### Try it
Would you reproduce the entries that follow exactly as they appear?

### Exercise data
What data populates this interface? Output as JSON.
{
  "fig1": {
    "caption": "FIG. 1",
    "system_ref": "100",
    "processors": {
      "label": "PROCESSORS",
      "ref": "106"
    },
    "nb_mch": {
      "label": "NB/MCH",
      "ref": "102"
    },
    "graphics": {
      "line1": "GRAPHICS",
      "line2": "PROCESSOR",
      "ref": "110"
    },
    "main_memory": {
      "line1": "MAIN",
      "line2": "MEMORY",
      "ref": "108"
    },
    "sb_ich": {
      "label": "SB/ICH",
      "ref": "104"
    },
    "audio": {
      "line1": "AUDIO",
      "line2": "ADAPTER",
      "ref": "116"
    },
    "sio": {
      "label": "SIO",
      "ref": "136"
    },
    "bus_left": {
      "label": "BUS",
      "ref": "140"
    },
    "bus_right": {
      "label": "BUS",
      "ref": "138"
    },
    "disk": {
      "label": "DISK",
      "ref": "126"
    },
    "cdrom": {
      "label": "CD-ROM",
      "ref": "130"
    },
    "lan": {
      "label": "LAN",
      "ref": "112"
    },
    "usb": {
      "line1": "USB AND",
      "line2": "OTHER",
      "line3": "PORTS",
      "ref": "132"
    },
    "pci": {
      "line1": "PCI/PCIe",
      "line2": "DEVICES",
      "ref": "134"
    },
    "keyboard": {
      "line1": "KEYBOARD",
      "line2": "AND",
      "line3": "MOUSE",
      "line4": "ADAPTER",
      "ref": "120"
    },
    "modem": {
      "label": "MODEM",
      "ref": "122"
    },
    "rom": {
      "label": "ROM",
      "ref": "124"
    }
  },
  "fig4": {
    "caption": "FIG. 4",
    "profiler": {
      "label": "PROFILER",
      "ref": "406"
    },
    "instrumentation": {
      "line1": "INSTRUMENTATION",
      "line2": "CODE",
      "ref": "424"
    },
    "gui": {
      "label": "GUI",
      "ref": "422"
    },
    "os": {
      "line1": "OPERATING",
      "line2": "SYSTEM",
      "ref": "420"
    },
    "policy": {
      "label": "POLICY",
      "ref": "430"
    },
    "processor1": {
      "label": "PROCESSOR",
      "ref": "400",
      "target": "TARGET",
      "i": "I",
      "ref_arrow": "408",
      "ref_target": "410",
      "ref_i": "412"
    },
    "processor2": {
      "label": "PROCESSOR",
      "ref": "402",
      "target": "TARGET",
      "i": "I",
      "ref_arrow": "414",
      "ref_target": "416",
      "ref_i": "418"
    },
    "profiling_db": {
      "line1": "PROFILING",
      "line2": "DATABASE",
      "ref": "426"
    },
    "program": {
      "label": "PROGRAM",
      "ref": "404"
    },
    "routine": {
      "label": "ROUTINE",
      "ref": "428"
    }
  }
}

### Result of this exercise
What data populates this interface? Output as JSON.
{
  "fig1": {
    "caption": "FIG. 1",
    "system_ref": "100",
    "processors": {
      "label": "PROCESSORS",
      "ref": "106"
    },
    "nb_mch": {
      "label": "NB/MCH",
      "ref": "102"
    },
    "graphics": {
      "line1": "GRAPHICS",
      "line2": "PROCESSOR",
      "ref": "110"
    },
    "main_memory": {
      "line1": "MAIN",
      "line2": "MEMORY",
      "ref": "108"
    },
    "sb_ich": {
      "label": "SB/ICH",
      "ref": "104"
    },
    "audio": {
      "line1": "AUDIO",
      "line2": "ADAPTER",
      "ref": "116"
    },
    "sio": {
      "label": "SIO",
      "ref": "136"
    },
    "bus_left": {
      "label": "BUS",
      "ref": "140"
    },
    "bus_right": {
      "label": "BUS",
      "ref": "138"
    },
    "disk": {
      "label": "DISK",
      "ref": "126"
    },
    "cdrom": {
      "label": "CD-ROM",
      "ref": "130"
    },
    "lan": {
      "label": "LAN",
      "ref": "112"
    },
    "usb": {
      "line1": "USB AND",
      "line2": "OTHER",
      "line3": "PORTS",
      "ref": "132"
    },
    "pci": {
      "line1": "PCI/PCIe",
      "line2": "DEVICES",
      "ref": "134"
    },
    "keyboard": {
      "line1": "KEYBOARD",
      "line2": "AND",
      "line3": "MOUSE",
      "line4": "ADAPTER",
      "ref": "120"
    },
    "modem": {
      "label": "MODEM",
      "ref": "122"
    },
    "rom": {
      "label": "ROM",
      "ref": "124"
    }
  },
  "fig4": {
    "caption": "FIG. 4",
    "profiler": {
      "label": "PROFILER",
      "ref": "406"
    },
    "instrumentation": {
      "line1": "INSTRUMENTATION",
      "line2": "CODE",
      "ref": "424"
    },
    "gui": {
      "label": "GUI",
      "ref": "422"
    },
    "os": {
      "line1": "OPERATING",
      "line2": "SYSTEM",
      "ref": "420"
    },
    "policy": {
      "label": "POLICY",
      "ref": "430"
    },
    "processor1": {
      "label": "PROCESSOR",
      "ref": "400",
      "target": "TARGET",
      "i": "I",
      "ref_arrow": "408",
      "ref_target": "410",
      "ref_i": "412"
    },
    "processor2": {
      "label": "PROCESSOR",
      "ref": "402",
      "target": "TARGET",
      "i": "I",
      "ref_arrow": "414",
      "ref_target": "416",
      "ref_i": "418"
    },
    "profiling_db": {
      "line1": "PROFILING",
      "line2": "DATABASE",
      "ref": "426"
    },
    "program": {
      "label": "PROGRAM",
      "ref": "404"
    },
    "routine": {
      "label": "ROUTINE",
      "ref": "428"
    }
  }
}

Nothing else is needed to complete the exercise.